PROBLEM STATEMENT: Look through the records below, count the lines with the word "employees", and reply with only the number.
────────────────────
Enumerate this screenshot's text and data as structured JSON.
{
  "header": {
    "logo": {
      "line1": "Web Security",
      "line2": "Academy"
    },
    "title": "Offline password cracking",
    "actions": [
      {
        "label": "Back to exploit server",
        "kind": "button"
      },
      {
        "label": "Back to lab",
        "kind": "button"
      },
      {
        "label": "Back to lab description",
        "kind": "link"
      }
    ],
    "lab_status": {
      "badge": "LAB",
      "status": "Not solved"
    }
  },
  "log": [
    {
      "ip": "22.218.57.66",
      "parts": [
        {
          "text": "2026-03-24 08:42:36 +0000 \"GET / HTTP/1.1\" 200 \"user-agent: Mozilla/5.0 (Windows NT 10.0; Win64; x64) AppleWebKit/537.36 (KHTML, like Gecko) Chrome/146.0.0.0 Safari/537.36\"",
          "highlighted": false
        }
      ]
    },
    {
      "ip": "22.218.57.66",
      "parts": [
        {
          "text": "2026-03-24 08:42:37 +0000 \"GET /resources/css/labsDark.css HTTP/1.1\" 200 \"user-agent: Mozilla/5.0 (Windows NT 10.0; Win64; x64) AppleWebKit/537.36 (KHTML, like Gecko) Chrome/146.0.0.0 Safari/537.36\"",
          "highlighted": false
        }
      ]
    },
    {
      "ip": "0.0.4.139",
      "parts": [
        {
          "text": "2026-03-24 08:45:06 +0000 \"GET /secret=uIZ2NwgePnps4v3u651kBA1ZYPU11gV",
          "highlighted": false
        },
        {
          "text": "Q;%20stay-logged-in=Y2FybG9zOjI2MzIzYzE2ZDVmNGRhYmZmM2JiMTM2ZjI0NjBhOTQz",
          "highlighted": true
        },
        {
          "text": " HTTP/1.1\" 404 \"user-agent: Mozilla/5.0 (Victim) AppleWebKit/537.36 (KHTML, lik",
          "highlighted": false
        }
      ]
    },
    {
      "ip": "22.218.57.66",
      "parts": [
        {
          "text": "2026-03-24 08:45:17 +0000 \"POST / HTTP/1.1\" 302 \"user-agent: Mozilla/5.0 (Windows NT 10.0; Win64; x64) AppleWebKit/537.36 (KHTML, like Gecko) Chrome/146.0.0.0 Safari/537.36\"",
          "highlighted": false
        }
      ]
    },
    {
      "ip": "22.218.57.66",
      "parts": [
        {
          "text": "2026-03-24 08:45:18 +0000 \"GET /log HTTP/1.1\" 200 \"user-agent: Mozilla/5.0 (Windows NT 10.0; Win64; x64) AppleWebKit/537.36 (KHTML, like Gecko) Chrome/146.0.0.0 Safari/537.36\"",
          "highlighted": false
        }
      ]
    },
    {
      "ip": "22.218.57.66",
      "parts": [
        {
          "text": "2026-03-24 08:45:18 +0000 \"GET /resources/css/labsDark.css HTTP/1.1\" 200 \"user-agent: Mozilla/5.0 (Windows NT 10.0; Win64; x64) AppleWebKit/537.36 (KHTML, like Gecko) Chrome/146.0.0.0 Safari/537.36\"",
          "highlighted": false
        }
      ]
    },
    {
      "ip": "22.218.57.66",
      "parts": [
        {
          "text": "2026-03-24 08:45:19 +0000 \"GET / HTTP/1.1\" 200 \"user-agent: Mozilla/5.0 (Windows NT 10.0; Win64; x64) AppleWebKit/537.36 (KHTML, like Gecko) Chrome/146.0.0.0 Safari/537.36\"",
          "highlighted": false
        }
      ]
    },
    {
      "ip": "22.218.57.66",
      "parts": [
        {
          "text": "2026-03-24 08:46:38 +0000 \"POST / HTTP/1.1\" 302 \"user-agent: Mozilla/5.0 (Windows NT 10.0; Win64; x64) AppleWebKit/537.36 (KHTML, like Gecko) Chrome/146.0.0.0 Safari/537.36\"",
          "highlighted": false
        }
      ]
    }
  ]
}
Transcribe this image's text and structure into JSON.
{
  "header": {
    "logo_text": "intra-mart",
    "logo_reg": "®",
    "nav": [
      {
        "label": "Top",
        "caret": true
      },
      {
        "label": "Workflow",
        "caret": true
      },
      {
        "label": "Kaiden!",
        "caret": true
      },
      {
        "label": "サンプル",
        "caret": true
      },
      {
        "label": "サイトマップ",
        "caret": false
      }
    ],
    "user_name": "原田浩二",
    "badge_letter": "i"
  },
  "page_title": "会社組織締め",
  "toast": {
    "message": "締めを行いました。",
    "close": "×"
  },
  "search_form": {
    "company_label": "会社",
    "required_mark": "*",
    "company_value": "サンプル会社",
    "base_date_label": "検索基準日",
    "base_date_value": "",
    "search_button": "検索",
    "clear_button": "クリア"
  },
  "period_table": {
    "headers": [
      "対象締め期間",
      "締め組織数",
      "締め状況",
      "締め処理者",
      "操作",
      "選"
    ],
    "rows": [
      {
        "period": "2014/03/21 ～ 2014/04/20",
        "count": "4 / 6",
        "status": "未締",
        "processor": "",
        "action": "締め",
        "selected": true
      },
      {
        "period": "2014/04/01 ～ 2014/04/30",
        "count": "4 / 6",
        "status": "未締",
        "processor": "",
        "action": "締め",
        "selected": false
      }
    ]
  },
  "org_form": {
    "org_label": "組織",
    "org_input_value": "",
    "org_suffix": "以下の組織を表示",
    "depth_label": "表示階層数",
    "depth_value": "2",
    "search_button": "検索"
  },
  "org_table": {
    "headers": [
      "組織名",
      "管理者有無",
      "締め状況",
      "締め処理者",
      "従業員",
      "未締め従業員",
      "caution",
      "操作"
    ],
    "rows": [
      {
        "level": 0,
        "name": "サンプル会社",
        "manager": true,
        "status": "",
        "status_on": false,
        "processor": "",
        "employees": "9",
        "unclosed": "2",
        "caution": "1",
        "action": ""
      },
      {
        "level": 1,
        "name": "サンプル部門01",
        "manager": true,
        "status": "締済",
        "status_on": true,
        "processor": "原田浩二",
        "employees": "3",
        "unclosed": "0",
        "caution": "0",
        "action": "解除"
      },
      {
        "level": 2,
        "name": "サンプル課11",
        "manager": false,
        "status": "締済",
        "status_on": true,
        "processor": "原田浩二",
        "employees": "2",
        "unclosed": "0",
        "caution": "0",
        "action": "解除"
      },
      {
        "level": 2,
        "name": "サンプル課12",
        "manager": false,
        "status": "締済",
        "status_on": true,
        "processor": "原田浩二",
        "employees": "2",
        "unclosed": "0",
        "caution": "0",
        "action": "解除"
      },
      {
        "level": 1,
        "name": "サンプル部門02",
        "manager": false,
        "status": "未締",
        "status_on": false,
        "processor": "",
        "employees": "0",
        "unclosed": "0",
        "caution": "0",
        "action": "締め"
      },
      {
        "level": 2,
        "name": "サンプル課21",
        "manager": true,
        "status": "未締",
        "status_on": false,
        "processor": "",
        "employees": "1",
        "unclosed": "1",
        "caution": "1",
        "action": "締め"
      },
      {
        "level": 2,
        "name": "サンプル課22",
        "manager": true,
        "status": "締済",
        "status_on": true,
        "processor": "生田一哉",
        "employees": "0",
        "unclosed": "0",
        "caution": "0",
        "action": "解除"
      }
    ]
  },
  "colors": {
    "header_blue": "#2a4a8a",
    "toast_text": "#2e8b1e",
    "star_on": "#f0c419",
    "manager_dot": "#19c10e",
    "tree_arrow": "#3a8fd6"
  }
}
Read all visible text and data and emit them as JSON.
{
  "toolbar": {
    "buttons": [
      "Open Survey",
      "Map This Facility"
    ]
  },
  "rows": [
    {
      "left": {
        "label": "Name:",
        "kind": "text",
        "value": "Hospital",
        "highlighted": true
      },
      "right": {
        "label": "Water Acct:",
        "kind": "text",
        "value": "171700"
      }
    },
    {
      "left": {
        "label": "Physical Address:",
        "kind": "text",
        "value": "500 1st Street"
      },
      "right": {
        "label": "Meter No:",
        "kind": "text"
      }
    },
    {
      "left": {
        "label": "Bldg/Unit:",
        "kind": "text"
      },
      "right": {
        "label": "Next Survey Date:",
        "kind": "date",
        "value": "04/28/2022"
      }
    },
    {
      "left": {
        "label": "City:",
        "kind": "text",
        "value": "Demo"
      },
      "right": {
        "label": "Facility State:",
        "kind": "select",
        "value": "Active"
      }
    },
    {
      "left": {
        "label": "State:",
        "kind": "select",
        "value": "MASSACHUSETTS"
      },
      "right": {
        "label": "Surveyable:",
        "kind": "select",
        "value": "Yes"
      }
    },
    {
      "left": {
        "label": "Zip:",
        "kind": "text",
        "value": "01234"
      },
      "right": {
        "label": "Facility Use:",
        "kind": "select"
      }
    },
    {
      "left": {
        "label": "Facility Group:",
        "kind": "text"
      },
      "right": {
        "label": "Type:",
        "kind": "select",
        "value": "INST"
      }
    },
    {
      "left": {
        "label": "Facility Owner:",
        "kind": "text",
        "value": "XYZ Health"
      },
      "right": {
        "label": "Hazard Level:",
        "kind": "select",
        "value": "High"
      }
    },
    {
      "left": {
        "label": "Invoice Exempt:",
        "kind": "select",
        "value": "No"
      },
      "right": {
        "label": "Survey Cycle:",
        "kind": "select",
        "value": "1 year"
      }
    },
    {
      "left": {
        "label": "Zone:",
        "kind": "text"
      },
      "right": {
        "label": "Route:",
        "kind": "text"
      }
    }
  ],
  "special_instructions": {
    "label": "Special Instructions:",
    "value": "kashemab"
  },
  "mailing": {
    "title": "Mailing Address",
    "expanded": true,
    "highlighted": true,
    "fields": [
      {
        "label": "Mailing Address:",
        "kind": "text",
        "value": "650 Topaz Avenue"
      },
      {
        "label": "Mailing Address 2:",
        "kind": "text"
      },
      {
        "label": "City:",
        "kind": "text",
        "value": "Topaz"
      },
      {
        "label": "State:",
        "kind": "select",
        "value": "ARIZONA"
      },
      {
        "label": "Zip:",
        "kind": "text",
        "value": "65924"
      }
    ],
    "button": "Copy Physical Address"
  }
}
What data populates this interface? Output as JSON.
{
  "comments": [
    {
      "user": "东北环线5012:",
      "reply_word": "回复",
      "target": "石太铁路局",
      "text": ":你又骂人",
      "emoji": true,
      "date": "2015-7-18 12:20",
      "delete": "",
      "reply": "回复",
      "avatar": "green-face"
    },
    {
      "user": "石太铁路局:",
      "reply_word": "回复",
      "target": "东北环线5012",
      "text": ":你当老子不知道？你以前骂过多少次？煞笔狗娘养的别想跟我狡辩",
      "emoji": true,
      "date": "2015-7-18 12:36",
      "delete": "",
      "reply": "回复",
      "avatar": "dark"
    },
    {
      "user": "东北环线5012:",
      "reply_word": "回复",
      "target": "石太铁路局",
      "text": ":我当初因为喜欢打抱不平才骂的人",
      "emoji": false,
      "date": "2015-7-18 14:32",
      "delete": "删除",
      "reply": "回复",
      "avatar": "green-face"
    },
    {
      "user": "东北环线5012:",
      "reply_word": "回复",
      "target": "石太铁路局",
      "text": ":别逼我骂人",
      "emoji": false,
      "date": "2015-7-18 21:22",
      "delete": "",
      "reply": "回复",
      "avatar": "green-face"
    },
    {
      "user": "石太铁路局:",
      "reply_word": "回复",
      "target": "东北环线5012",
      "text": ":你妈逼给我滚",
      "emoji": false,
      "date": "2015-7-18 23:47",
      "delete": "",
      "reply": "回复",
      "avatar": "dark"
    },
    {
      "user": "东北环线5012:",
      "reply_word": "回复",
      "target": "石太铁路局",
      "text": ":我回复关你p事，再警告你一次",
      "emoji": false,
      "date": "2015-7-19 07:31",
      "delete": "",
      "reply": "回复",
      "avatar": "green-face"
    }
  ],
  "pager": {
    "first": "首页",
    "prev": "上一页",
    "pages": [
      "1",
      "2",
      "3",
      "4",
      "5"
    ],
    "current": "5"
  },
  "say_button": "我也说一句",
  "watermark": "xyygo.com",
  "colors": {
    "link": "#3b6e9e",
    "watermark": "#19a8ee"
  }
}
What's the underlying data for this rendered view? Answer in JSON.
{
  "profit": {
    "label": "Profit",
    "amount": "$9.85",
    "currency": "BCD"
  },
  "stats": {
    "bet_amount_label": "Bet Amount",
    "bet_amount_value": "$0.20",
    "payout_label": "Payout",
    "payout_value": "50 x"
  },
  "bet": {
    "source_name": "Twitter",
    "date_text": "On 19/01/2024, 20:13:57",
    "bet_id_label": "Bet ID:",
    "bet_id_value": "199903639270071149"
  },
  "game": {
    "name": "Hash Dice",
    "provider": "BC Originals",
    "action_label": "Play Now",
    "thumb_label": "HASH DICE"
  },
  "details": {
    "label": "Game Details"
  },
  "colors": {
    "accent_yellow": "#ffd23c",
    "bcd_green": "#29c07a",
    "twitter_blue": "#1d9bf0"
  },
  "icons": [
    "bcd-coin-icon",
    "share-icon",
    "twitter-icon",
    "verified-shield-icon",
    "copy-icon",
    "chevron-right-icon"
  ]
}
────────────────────
PROBLEM SOLUTION: 7